Andrew Smith at Popcorn Pictures calls the film ”dreadfully dull” because he doesn’t get to see the finalised giant spider before the 50-minute mark, but I respectfully disagree. Better to leave the audience waiting for the good stuff than giving it all away in the beginning. If you start with a 100-foot spider eating a house, how do you up it from there? And I do think that, dialogue and script issues aside, the film moves along at a decent enough pace, helped by competent acting all the way through. Glenn Erickson at DVD Savant puts the film among his top 5 fifties science fiction films. I’m not sure I’d go quite as far, but it may just squeeze into my top 10 list. And I do agree with Xavier Desparats at French genre site DeVilDead: ”Despite a simplistic story and some imperfections, Tarantula remains a monument to the era, and would open the door for dozens of more or less successful clones.” The film has a 92 percent Fresh rating at Rotten Tomatoes, which should be some indication that it probably shouldn’t be lumped in with The Giant Gila Monster and its ilk.

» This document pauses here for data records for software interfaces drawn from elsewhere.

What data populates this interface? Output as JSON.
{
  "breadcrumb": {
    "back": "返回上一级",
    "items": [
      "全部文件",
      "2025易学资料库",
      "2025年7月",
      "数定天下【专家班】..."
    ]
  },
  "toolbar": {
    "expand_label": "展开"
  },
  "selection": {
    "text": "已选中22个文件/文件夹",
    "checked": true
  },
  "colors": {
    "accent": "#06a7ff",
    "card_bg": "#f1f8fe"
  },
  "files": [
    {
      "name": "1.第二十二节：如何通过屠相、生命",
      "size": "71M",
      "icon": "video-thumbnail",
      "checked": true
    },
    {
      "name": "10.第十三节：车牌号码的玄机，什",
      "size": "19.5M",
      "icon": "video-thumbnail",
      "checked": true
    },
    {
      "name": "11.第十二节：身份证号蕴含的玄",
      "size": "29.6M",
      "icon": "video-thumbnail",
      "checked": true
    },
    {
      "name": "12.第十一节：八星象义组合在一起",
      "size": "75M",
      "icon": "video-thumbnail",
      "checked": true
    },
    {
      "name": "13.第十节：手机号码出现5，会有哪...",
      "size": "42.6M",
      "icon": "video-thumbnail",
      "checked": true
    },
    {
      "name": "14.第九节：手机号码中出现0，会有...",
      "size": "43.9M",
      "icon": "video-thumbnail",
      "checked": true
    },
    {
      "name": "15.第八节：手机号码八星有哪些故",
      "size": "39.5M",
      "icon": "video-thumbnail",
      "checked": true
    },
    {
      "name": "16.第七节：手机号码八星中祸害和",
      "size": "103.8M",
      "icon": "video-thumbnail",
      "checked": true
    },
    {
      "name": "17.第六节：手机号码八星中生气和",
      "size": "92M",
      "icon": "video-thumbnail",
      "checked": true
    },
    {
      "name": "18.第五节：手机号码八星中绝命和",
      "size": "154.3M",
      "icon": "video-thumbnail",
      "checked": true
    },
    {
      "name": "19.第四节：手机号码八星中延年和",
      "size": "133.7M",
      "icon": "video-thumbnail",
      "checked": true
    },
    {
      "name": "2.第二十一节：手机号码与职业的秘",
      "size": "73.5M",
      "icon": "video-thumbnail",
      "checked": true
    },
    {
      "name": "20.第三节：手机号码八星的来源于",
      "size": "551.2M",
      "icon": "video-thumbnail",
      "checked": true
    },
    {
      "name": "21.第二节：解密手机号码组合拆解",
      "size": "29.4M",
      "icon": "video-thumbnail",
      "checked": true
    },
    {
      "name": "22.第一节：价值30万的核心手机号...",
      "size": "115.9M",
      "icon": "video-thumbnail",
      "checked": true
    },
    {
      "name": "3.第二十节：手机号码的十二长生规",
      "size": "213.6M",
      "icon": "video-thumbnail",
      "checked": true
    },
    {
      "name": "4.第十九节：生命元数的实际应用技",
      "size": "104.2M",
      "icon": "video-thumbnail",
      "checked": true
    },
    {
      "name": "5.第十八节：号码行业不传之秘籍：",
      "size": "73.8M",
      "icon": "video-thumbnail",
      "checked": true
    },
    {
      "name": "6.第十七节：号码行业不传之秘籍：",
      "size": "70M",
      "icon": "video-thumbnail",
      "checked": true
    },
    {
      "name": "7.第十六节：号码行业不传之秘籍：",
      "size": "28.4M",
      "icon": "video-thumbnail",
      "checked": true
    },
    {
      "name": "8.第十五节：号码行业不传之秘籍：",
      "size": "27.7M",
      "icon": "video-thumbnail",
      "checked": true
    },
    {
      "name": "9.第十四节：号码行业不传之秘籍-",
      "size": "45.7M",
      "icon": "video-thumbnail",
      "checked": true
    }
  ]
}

Tarantula (1955, USA). Directed by Jack Arnold. Written by Robert M. Fresco, Martin Berkeley, Jack Arnold. Starring: John Agar, Mara Corday, Leo G. Carroll, Nestor Paiva, Ross Elliott, Edwin Rand, Raymond Bailey, Hank Patterson, Bert Holland, Steve Darrell, Eddie Parker, Clint Eastwood. Music: Herman Stein. Cinematography: George Robinson. Editing: William Morgan. Art direction: Alexander Golitzen, Alfred Seeney. Set decoration: Russell A. Gausman, Ruby R. Levitt. Costume design: Jay A. Morley Jr. Makeup: Bud Westmore. Sound: Leslie I. Carey, Frank H. Wilkinson. Tarantula puppet creator: Wah Chang. Visual effects: Clifford Stine, David S. Horsley. Stunts: Eddie Parker, et.al. Movie poster art: Reynold Brown. Produced by William Alland for Universal-International.